Work to be completed: Apart from the pictures, which must be omitted, restate the data exactly.
++++++++
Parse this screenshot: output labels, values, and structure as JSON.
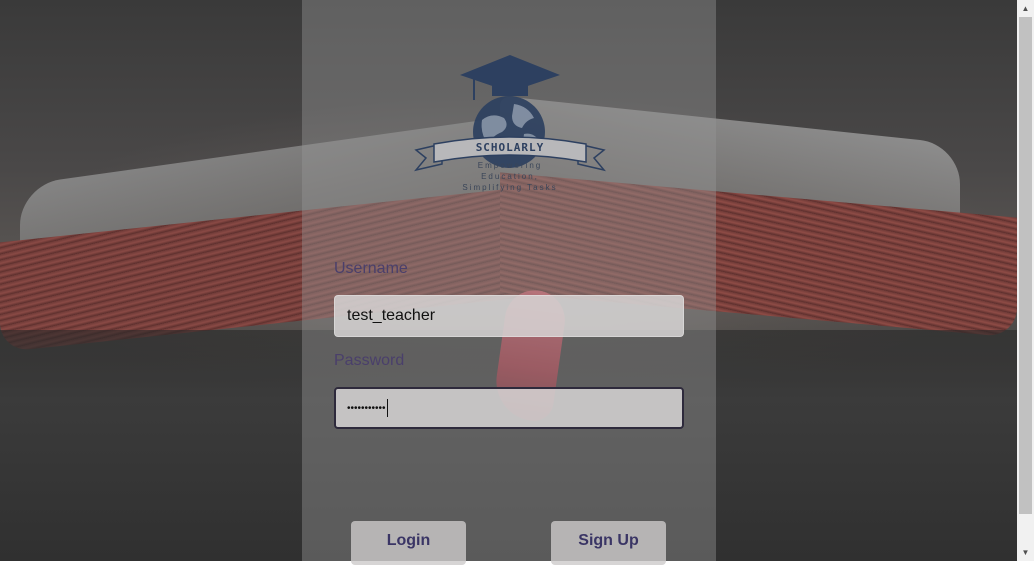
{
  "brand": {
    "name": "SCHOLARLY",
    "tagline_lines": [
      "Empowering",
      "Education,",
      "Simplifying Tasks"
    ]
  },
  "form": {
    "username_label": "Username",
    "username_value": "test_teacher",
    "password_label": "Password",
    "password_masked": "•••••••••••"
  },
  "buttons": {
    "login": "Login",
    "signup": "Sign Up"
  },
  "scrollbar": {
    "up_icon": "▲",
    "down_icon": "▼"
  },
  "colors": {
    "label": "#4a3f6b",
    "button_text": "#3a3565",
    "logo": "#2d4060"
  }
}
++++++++
Reply:
Parse this screenshot: output labels, values, and structure as JSON.
{
  "brand": {
    "name": "SCHOLARLY",
    "tagline_lines": [
      "Empowering",
      "Education,",
      "Simplifying Tasks"
    ]
  },
  "form": {
    "username_label": "Username",
    "username_value": "test_teacher",
    "password_label": "Password",
    "password_masked": "•••••••••••"
  },
  "buttons": {
    "login": "Login",
    "signup": "Sign Up"
  },
  "scrollbar": {
    "up_icon": "▲",
    "down_icon": "▼"
  },
  "colors": {
    "label": "#4a3f6b",
    "button_text": "#3a3565",
    "logo": "#2d4060"
  }
}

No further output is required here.